Mark Crowther, professor and chair of the Department of Medicine, has been elected as a Fellow of the Royal Society of Canada.
Crowther received the honour in recognition of his research contributions toward the treatment and prevention of blood clot complications.
As such, he has been elected to the Academy of Science of the Royal Society of Canada, which is the country's highest academic honour.
"It is a great honour to be selected to the Royal Society of Canada," says Crowther. "This organization, that brings together some of Canada's most prestigious leaders in a wide variety of domains, is a wonderful group to join. While I remain surprised that I 'exceeded the bar' for this group I will do my utmost to live up to, and exceed, the expectations of the Royal Society."
Crowther holds joint appointments to the departments of medicine and pathology and molecular medicine, and he is also an associate member of the Department of Health Research Methods, Evidence and Impact.
Crowther's research is focused on exploring ways to improve existing anticoagulant drugs.

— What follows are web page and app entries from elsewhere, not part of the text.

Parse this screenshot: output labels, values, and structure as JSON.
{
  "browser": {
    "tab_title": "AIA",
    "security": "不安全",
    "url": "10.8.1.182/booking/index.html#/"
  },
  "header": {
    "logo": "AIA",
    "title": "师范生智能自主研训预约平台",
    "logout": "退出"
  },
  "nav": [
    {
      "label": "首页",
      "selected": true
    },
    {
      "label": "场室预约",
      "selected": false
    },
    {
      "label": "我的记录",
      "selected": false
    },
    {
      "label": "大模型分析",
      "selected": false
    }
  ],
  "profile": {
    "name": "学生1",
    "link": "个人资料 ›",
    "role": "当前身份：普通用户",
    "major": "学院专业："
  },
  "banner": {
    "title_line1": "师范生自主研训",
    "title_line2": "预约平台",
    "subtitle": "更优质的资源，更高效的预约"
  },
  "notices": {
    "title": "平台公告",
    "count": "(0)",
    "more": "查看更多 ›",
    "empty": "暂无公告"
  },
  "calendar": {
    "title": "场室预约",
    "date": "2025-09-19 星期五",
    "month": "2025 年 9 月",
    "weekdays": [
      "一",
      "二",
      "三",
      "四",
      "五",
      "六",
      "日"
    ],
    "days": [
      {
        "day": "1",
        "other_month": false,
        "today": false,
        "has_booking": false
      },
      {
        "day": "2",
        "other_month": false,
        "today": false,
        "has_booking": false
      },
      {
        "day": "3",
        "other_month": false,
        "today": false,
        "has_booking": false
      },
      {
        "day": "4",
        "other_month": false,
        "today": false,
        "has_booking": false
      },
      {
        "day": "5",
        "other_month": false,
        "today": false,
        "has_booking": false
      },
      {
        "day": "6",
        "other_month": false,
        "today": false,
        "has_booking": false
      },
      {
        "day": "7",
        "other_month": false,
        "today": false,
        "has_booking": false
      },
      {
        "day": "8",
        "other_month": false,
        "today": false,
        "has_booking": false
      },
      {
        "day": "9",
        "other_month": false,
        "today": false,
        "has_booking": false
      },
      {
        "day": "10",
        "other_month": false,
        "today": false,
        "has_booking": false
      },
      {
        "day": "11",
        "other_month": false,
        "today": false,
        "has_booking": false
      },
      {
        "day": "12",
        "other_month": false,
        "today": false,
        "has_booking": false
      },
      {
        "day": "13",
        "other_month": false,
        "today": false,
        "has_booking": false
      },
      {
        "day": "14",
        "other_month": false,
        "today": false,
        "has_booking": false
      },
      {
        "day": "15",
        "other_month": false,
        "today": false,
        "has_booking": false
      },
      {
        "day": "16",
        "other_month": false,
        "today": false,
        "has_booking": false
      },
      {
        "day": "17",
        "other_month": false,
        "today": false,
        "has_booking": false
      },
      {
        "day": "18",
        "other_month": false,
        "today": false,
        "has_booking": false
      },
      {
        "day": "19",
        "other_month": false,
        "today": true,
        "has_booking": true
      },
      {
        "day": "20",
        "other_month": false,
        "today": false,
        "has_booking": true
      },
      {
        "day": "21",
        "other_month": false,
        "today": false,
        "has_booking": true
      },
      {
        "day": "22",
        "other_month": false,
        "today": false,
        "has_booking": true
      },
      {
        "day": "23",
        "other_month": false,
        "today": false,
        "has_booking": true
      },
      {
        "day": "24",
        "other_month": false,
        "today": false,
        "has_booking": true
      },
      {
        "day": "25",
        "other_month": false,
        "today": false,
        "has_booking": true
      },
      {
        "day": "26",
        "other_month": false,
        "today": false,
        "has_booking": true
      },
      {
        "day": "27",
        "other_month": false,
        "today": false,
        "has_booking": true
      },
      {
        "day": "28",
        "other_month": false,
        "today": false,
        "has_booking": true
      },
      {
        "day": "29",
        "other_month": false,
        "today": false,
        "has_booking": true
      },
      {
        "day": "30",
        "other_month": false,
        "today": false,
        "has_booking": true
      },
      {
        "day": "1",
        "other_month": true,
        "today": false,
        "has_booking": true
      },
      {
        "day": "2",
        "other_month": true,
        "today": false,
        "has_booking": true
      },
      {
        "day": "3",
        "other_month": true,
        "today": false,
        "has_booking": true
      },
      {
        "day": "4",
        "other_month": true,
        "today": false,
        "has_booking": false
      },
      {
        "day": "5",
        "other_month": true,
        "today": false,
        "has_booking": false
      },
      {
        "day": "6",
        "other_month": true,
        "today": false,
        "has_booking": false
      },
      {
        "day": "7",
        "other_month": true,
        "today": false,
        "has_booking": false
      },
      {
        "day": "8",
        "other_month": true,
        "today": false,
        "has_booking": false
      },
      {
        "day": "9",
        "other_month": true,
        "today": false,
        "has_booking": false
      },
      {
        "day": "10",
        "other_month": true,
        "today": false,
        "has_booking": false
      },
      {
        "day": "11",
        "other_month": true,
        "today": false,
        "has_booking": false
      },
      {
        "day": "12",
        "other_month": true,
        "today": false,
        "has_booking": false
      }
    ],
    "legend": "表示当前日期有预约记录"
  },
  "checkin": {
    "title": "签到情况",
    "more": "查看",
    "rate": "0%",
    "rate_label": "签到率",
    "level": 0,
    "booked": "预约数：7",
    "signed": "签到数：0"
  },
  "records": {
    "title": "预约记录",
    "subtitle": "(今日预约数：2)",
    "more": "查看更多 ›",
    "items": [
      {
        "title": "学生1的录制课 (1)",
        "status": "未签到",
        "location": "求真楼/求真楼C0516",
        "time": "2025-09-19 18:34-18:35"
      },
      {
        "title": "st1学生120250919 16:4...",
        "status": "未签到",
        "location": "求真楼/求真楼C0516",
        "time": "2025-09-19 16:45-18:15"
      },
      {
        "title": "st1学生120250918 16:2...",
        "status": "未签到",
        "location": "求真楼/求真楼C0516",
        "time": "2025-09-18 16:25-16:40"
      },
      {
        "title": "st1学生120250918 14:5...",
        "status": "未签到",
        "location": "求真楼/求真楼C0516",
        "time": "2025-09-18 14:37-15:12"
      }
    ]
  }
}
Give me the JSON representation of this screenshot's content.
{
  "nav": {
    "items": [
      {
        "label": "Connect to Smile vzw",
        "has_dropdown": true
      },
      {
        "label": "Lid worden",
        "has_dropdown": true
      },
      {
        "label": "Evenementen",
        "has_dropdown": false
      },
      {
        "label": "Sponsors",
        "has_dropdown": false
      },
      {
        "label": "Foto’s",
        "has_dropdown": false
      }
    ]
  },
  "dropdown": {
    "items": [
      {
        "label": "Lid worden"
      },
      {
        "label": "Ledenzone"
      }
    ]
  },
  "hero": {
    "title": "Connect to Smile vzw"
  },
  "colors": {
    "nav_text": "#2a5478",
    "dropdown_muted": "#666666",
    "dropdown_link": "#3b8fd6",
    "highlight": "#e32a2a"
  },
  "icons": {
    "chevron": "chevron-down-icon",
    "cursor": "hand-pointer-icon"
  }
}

He is currently investigating whether daily, fixed, small doses of Vitamin K can improve the quality of the commonly used blood thinner, warfarin, and he is also studying the use of anticoagulant drugs in patients with kidney failure, in addition to a number of other research projects.
His clinical interest is in the treatment and prevention of blood clotting complications.
"His work has altered clinical practice with key research achievements in developing optimal therapies to improve the quality of anticoagulant control," reads Crowther's citation from the Royal Society of Canada.
"He has also developed and published guidelines aimed at improving clinical practice, subsequently benefiting the millions of patients worldwide who suffer from hematologic conditions."
Crowther holds a Career Investigator Award from the Heart and Stroke Foundation of Ontario and is the LEO Pharma Chair in Thromboembolism Research. He is the past chair of the Department of Pathology and Molecular Medicine and the past vice-president of research at St. Joseph's Healthcare Hamilton.
Crowther, along with Lorraine York, professor of English and cultural studies at McMaster, will be inducted into the Royal Society on Nov. 23 in Winnipeg, Man.
The pair brings the total number of McMaster affiliated Fellows of the Royal Society to 71.